Unfortunately, this situation is just one small example of the much broader problem of the use of expansive definitions of "blight" to facilitate condemnation of property coveted by the politically powerful. As a result of the backlash against the Supreme Court's decision in Kelo v. City of New London, some 42 states have enacted laws that purport to limit takings. However, as I explain in this article (pp. 17-24), at least 16 of these new laws still define blight so broadly that virtually any property can be declared "blighted" and condemned.
New York is one of the eight states that has not passed any eminent domain reform legislation at all since Kelo, although new governor David Paterson has said that such legislation is needed. So far, however, Paterson hasn't done much on the issue since becoming governor earlier this year.
UPDATE: I criticized Columbia's arguments that the use of eminent domain in this cae will benefit the city in my original 2006 post on this issue. The bottom line is that if Columbia's planned uses for the property are truly more valuable than those of the current owners, the University should be able to get them to sell voluntarily. Indeed, their refusal to do so is a strong sign that they value the property more than Columbia does. For a more detailed exposition of the reasons why genuinely beneficial private development projects rarely if ever need to use eminent domain, see Part I of my 2007 Supreme Court Economic Review article, and this excellent article by Daniel Kelly.

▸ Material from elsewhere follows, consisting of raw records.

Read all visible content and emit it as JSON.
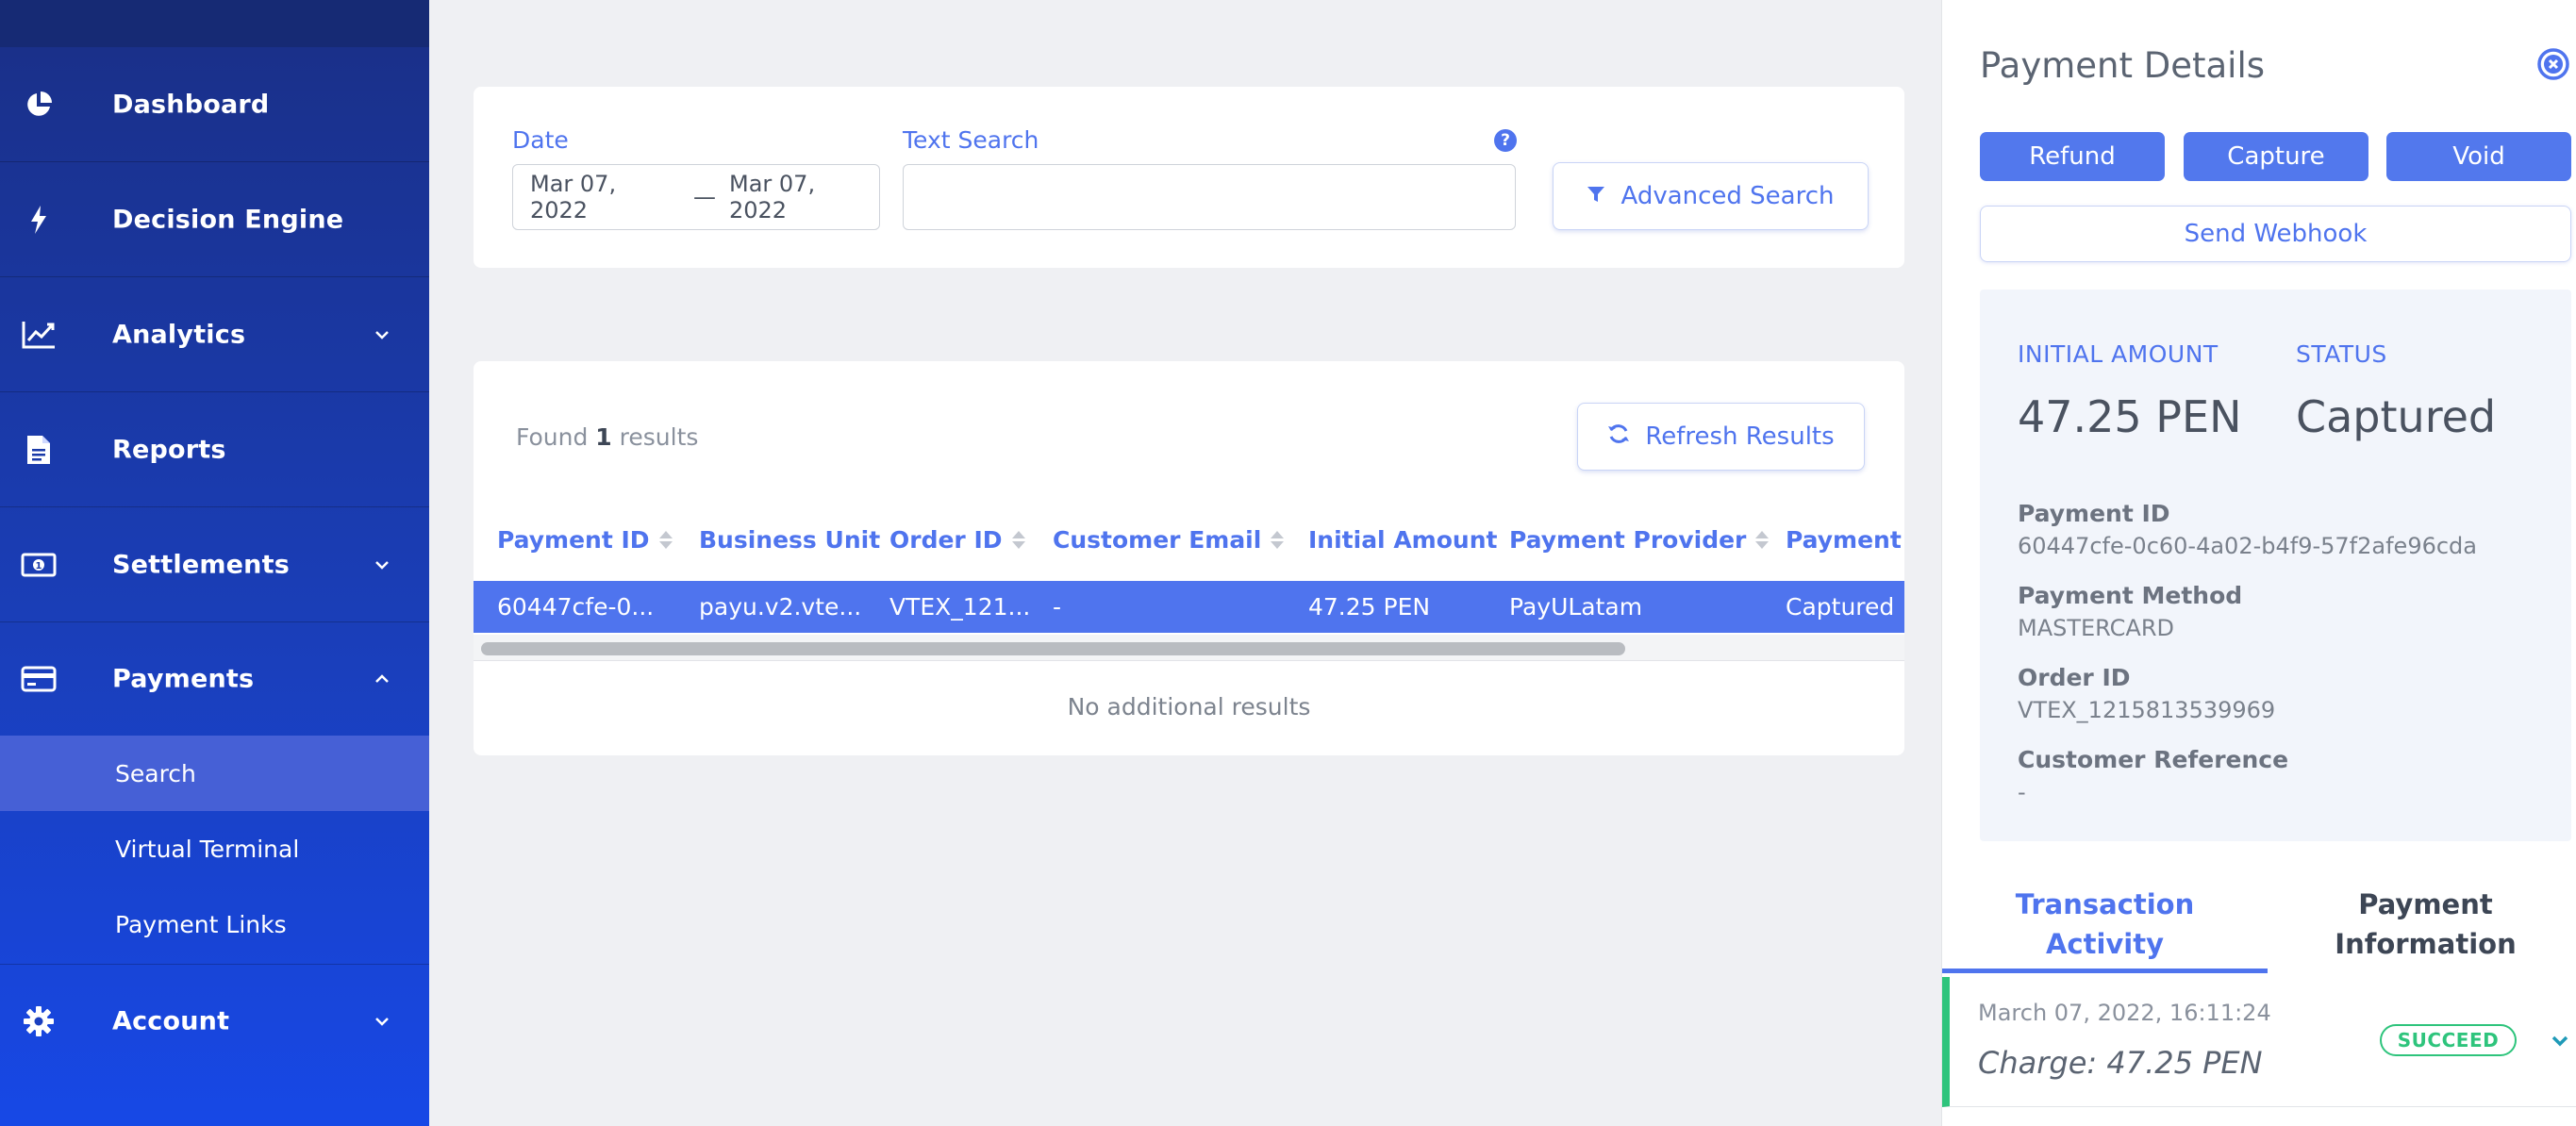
{
  "sidebar": {
    "items": [
      {
        "label": "Dashboard",
        "icon": "pie-chart-icon"
      },
      {
        "label": "Decision Engine",
        "icon": "bolt-icon"
      },
      {
        "label": "Analytics",
        "icon": "line-chart-icon",
        "expandable": true
      },
      {
        "label": "Reports",
        "icon": "document-icon"
      },
      {
        "label": "Settlements",
        "icon": "money-icon",
        "expandable": true
      },
      {
        "label": "Payments",
        "icon": "credit-card-icon",
        "expanded": true
      },
      {
        "label": "Account",
        "icon": "gear-icon",
        "expandable": true
      }
    ],
    "payments_sub": [
      {
        "label": "Search",
        "active": true
      },
      {
        "label": "Virtual Terminal"
      },
      {
        "label": "Payment Links"
      }
    ]
  },
  "filters": {
    "date_label": "Date",
    "date_start": "Mar 07, 2022",
    "date_sep": "—",
    "date_end": "Mar 07, 2022",
    "text_search_label": "Text Search",
    "text_search_value": "",
    "help_icon": "?",
    "advanced_search": "Advanced Search"
  },
  "results": {
    "found_prefix": "Found ",
    "found_count": "1",
    "found_suffix": " results",
    "refresh": "Refresh Results",
    "columns": [
      "Payment ID",
      "Business Unit",
      "Order ID",
      "Customer Email",
      "Initial Amount",
      "Payment Provider",
      "Payment S"
    ],
    "rows": [
      [
        "60447cfe-0...",
        "payu.v2.vte...",
        "VTEX_121...",
        "-",
        "47.25 PEN",
        "PayULatam",
        "Captured"
      ]
    ],
    "no_additional": "No additional results"
  },
  "panel": {
    "title": "Payment Details",
    "refund": "Refund",
    "capture": "Capture",
    "void": "Void",
    "send_webhook": "Send Webhook",
    "initial_amount_label": "INITIAL AMOUNT",
    "initial_amount_value": "47.25 PEN",
    "status_label": "STATUS",
    "status_value": "Captured",
    "details": [
      {
        "label": "Payment ID",
        "value": "60447cfe-0c60-4a02-b4f9-57f2afe96cda"
      },
      {
        "label": "Payment Method",
        "value": "MASTERCARD"
      },
      {
        "label": "Order ID",
        "value": "VTEX_1215813539969"
      },
      {
        "label": "Customer Reference",
        "value": "-"
      }
    ],
    "tab_activity_line1": "Transaction",
    "tab_activity_line2": "Activity",
    "tab_info_line1": "Payment",
    "tab_info_line2": "Information",
    "activity": {
      "timestamp": "March 07, 2022, 16:11:24",
      "charge": "Charge: 47.25 PEN",
      "badge": "SUCCEED"
    }
  },
  "colors": {
    "accent": "#4f74ee",
    "success": "#2ec47c",
    "sidebar_top": "#1a2f86",
    "sidebar_bottom": "#1748e6"
  }
}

UPDATE #2: Commenter Edward Hoffman points out that the photo linked in the original post includes a larger area than the one Columbia wants to expand into and notes that Columbia University's own website on the project contains more narrowly focused photos. Having actually been to this area, I think that Columbia has picked some of the least attractive buildings in the area to feature in its website (which, after all, is intended to defend its project). But even these far from flattering pictures don't prove the existence of blight in the lay sense of the term: severe dilapidation, threats to public health, and the like. What they show is a neighborhood with some esthetically unattractive buildings and infrastructure.